Rainham Hall, now beautifully maintained by the National Trust (‘NT’), was built in about 1729 by John Harle (1688-1742), who was buried in the nearby parish church. Son of a successful mariner of South Shields, who had made his fortune shipping coal from South Shields to London, John became a prosperous businessman in London. Harle came to Rainham (Essex) in 1728, and built the fine brick house, which we see today. As the NT’s guidebook pointed out:
“By aristocratic standards, the Hall is a modest house … The Hall is a rare survivor and a wonderful example of early 18th-century architecture. It was designed as a home, not for the super-rich, but for the ‘middling sort’ of successful marine merchant.”
Between Harle’s death and WW2, the Hall became the property of a series of different people, and occupied by many owners and tenants. During WW2 and until 1954, the Hall was requisitioned by Essex County Council, who used it for various purposes including as a nursery for the children of working women. The Hall was offered to the NT in 1945 and the organisation adopted it 4 years later.

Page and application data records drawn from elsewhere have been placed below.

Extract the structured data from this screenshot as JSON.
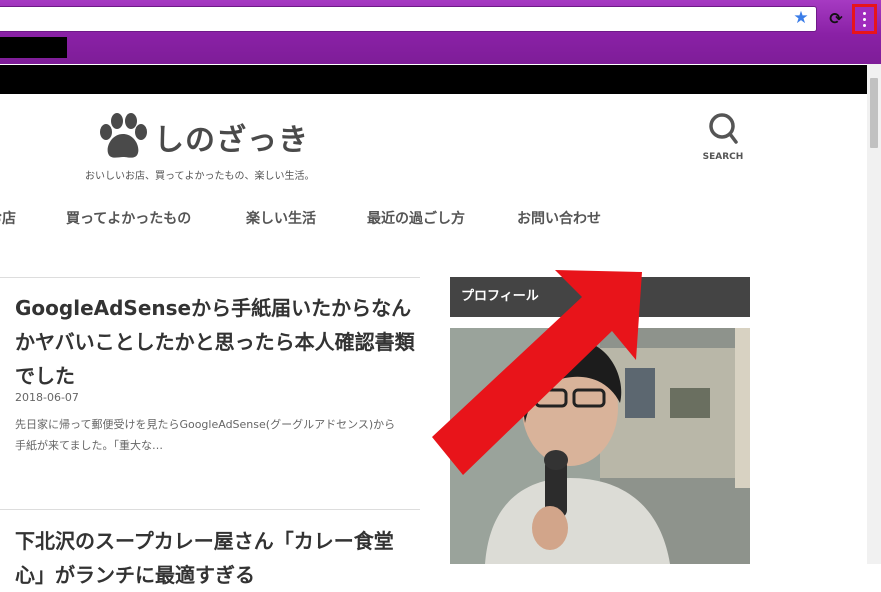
{
  "browser": {
    "star_icon": "star-icon",
    "reload_icon": "reload-icon",
    "menu_icon": "vertical-dots-icon",
    "highlight_color": "#e8141a",
    "theme_color": "#8a21a6"
  },
  "site": {
    "title": "しのざっき",
    "tagline": "おいしいお店、買ってよかったもの、楽しい生活。",
    "search_label": "SEARCH"
  },
  "nav": {
    "items": [
      "お店",
      "買ってよかったもの",
      "楽しい生活",
      "最近の過ごし方",
      "お問い合わせ"
    ]
  },
  "posts": [
    {
      "title": "GoogleAdSenseから手紙届いたからなんかヤバいことしたかと思ったら本人確認書類でした",
      "date": "2018-06-07",
      "excerpt": "先日家に帰って郵便受けを見たらGoogleAdSense(グーグルアドセンス)から手紙が来てました。「重大な…"
    },
    {
      "title": "下北沢のスープカレー屋さん「カレー食堂 心」がランチに最適すぎる"
    }
  ],
  "sidebar": {
    "heading": "プロフィール"
  },
  "annotation": {
    "arrow_color": "#e8141a"
  }
}
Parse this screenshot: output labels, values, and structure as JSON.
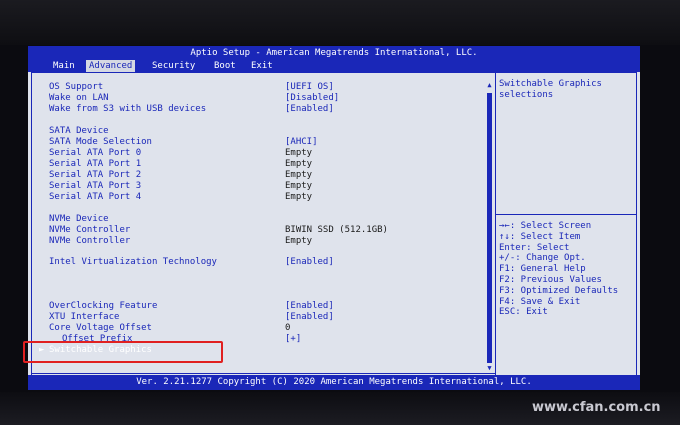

Until the 1990s, the Hall had a series of tenants. Each of them had interests in arts and design. First, the place was leased to the architectural historian Walter Ison (died 1997) and his wife, the artist and architect Leonora Payne. In 1962, they left, and the Hall became home to Anthony Denney (1913-1990). Denney, who trained at the Royal College of Art in London was already an established fashionable fashion photographer and collector of modern art by the time he came to live in the Hall. He helped restore the house. After Denney left the house in 1969, it became home to the architect Adrian Sansom and his wife Marilyn, a cellist. In the 1980s, the Hall’s tenants were the viola player Paul Silverthorne and his wife Mary. They encouraged local residents to use the Hall’s extensive gardens and also did restoration work. Stefan Roman, the film-set designer and his family followed the Silverthornes, and the last tenants were the painter David Atack and his family.
The visitor to Rainham Hall can wander through rooms on the ground, first, and second floors. The various inhabitants of this large but intimate family dwelling have all made modifications to the building, but mostly in keeping with the age and character of the Hall. When we went around recently, many of the rooms were being used to house exhibits relating to the life and work of Anthony Denney. We entered the garden, which was in a sad state because of the lack of rain and the heatwaves affecting most of England. The recently restored stable block will be discussed in a future essay. I am glad that we visited Rainham in Havering. Although it cannot be described as being one of England’s most picturesque places, it is certainly more pleasing to the eye, and has more redeeming features, than Rainham in Kent.